La Paz Waterfall Gardens are located on the slopes of the Poas volcano. It is a popular tourist destination, a complex of spa, lodge, restaurants and shops, but also 5 waterfalls, hummingbird and bromeliad gardens, the largest butterfly observatory in the world, a serpentarium and a frog pond.
In San José’s northern suburb of Santa Bárbara you will find Arc Herb Farm, specializing in culinary and medicinal plants. Guided tours as well as strolling on your own is possible in their nursery and garden.
Just 13km (8mi) from San José International Airport, on the route to the Central Pacific beaches, there is a much recommended stop for the orchids lovers: La Garita Orchid Garden. It consist of trails, varied gardens, exhibition spots, learning nurseries, greenhouses and a laboratory. On the property you will see even other ornamental plants such as heliconias, gingers and palms.
Orchimex is a commercial orchids producer offering a tour through the greenhouses, where you will have the opportunity to see different types of orchid hybrids. You will view the stages of production, harvesting and packing the orchids for export.
If you spend your vacation on south part of the Caribbean coast, you can visit Finca la Isla’s Botanical Garden with an extensive collection

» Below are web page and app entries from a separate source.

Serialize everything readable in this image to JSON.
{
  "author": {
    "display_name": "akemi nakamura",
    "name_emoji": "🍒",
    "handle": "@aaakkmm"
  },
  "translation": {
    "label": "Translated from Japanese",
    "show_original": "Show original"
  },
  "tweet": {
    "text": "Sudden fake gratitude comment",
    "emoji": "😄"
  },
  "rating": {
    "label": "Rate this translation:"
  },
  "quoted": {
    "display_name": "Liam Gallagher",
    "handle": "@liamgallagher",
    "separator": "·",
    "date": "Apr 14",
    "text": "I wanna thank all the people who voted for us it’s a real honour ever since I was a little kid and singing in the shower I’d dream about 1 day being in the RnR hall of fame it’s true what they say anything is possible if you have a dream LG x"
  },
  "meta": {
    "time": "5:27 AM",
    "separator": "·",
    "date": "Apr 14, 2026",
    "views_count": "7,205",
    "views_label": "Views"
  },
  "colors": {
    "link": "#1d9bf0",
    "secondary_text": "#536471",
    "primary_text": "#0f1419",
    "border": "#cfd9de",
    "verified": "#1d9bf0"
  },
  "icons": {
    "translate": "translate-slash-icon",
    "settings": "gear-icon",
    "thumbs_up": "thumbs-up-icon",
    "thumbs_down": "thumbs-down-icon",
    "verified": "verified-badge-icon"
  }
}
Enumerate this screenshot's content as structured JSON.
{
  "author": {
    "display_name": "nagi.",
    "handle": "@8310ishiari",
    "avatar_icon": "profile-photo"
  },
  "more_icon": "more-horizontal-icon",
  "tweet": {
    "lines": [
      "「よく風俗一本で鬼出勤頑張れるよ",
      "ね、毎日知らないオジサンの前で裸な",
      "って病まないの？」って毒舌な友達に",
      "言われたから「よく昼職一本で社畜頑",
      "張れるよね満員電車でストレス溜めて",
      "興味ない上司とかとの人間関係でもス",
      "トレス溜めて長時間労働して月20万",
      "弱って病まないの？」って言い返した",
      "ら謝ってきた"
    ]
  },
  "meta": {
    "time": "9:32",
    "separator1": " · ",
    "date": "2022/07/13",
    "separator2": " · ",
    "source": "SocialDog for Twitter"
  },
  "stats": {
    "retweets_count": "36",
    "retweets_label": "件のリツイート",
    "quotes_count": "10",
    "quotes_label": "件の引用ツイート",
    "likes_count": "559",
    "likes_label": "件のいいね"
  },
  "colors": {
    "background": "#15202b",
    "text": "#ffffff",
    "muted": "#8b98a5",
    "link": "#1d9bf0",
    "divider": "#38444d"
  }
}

Public botanical gardens of Costa Rica
As you probably already figured out, there is a number of orchid gardens in this country. The Lankester Botanical Garden boast the largest collection of orchids in the world! This botanical garden is part of the University of Costa Rica and is located in the city of Paraiso, Cartago about 24km (15mi) from the capital San Jose, Costa Rica.
If you continue 44km (27mi) further east by road 10 from the Lankester Garden, you will arrive to CATIE Botanical Garden outside the city of Turrialba. CATIE is a Spanish abbreviation for “The Tropical Agricultural Research and Higher Education Center”. Besides its primary purpose as a laboratory for students and scientist, the gardens are also an interesting and relaxing place for amateur botanists. You can find here some rare as well as ornamental plants.

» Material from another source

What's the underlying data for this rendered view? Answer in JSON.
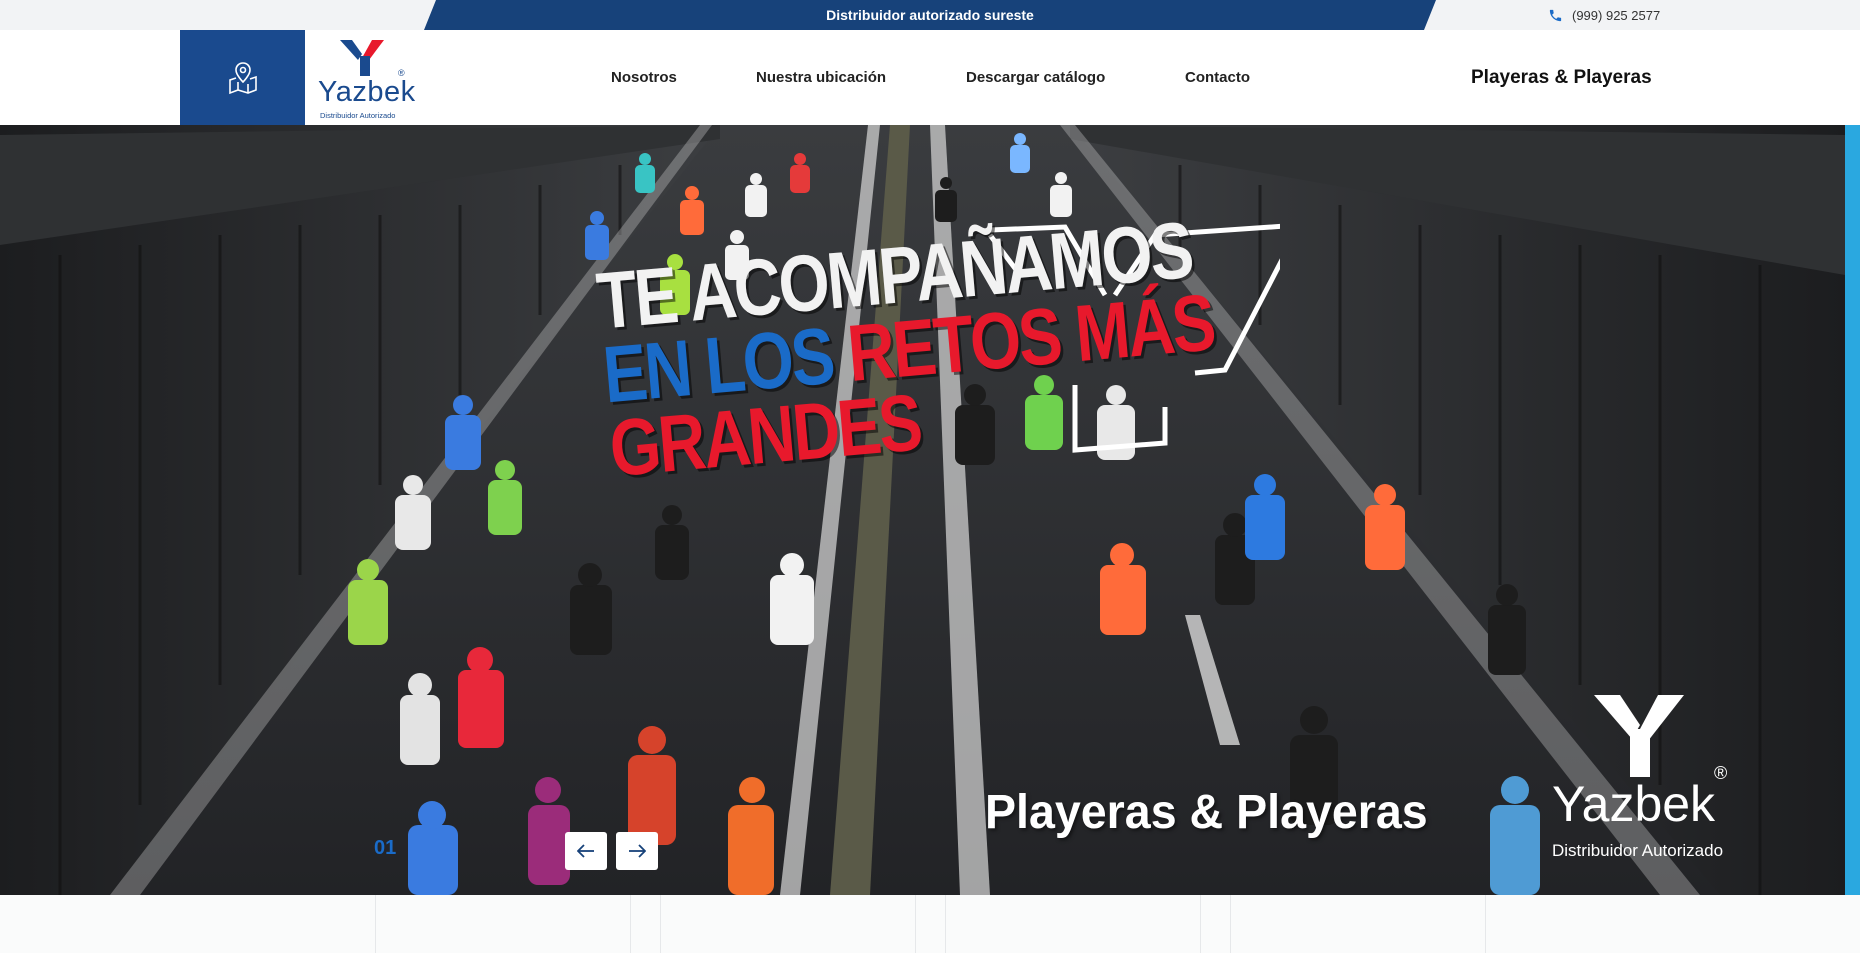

Another research center, The National Biodiversity Institute (INBio) of Costa Rica has its botanical garden right in San José (see the map below).
EARTH University (Spanish short for Agricultural School of Tropical Humid Region) has it grounds in Guácimo, Limón, where you also will find their botanical garden. Their La Flor campus is sutuated in Guanacaste.
During our trip to Costa Rica I will review two hotels well-known for their gardens. We will start with a few days in the Hotel Bougainvillea near the International Airport. Their garden is recognized as Costa Rica´s finest by a local gardening association.